|With heavy monsoon rains continuing, children make their way through floodwaters in Bhakatpur, in the northern Indian state of Assam.|
By Kun Li
NEW YORK, USA, 6 August 2007 – For the past two weeks, South Asia has seen some of the worst monsoon flooding in living memory. Across northern India, Bangladesh and Nepal, villages have been completely marooned, leaving tens of millions displaced and stranded.
In India, some 12 million people have been affected in Bihar and Uttar Pradesh, two of the worst-hit states. Hundreds of thousands are camped out on elevated highways, railway tracks and embankments.
Safe water, food and medicines are among the items most needed to help children and families cope. Government forces are now using helicopters to drop relief supplies, but they can only meet the needs of a fraction of the displaced population.
Threats of hunger and disease
“The torrential rains were 20 times heavier than ever,” said UNICEF India Chief of Health Marzio Babille, who is currently in Bihar to coordinates the agency’s relief efforts. “Many of the communities usually dealt with floods, but with the unprecedented amount of rains, their coping mechanisms were completely overwhelmed,” he added.
The Indian Government says more than 1,100 people have died in this year's monsoon rains, not including the latest casualties.
|A boy pushes his bicycle through a flooded street after heavy rains in the northern Indian city of Mathura.|
“I have been dividing one small piece of bread among four of my children, and I have been starving and yet somehow surviving,” said one sobbing mother to a local television reporter in Bihar.
In Uttar Pradesh, more than 180 relief camps and 155 temporary shelters have been set up for 150,000 displaced people, over 30,000 of whom are children. In the eastern Indian state of Assam, where up to 3 million people took refuge in emergency camps or were cut off in their villages, receding waters and soaring temperatures have led to concern about potential disease outbreaks.
Supplies, medical teams and volunteers
At the outset of the crisis, UNICEF distributed pre-positioned emergency supplies to more than 40,000 families in some 1,000 villages in Bihar. Included were 5,000 plastic sheets, 130,000 sachets of oral rehydration salts (ORS, used to treat diarrhoeal dehydration) and thousands of water-purification tablets.
“We need at this moment at least 1 million more sachets of ORS, not only to take care of the diarrhoeal cases, which are expected to rise, but also to prevent future disease outbreaks,” said Mr. Babille.
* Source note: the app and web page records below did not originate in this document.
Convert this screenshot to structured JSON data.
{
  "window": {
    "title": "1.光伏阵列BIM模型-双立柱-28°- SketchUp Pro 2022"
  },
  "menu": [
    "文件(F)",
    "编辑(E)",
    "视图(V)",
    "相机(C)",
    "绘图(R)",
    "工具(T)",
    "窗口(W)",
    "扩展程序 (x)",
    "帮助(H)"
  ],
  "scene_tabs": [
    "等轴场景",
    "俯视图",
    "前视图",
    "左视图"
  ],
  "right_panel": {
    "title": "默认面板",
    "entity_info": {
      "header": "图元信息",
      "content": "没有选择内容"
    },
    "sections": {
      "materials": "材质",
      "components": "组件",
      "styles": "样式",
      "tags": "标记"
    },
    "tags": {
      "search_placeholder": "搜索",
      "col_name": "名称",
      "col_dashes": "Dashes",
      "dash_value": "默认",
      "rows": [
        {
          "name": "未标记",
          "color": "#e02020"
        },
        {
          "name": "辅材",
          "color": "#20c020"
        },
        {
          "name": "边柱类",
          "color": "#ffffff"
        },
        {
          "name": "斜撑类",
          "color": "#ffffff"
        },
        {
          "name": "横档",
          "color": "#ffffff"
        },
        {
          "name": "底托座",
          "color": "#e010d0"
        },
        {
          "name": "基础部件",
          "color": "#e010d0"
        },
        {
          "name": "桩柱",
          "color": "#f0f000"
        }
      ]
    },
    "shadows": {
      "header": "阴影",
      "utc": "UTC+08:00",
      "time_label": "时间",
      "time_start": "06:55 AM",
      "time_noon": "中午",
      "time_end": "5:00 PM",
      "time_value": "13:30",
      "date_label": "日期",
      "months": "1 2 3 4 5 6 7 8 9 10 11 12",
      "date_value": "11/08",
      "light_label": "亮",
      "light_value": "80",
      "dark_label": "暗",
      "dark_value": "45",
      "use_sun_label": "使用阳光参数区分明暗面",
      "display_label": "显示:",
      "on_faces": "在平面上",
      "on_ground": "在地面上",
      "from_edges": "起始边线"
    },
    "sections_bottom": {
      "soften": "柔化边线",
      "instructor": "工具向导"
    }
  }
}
Previous experience has shown that a lack of ORS can have grave consequences if waterborne diseases do break out, he noted.
Working with the government and other partners, UNICEF is also mobilizing 10,000 community volunteers across the affected districts to provide health surveillance and early detection of infectious diseases among children.
Meanwhile, about 50 medical teams have been deployed to provide essential treatment and conduct a mass immunization drive in India’s flood-affected districts. During the drive, an estimated 400,000 children are to receive protection against measles, along with vitamin A supplements to boost their immunity.
6 August 2007:
UNICEF India Chief of Health Marzio Babille talks about relief efforts in Bihar, one of the Indian states worst-affected by recent floods.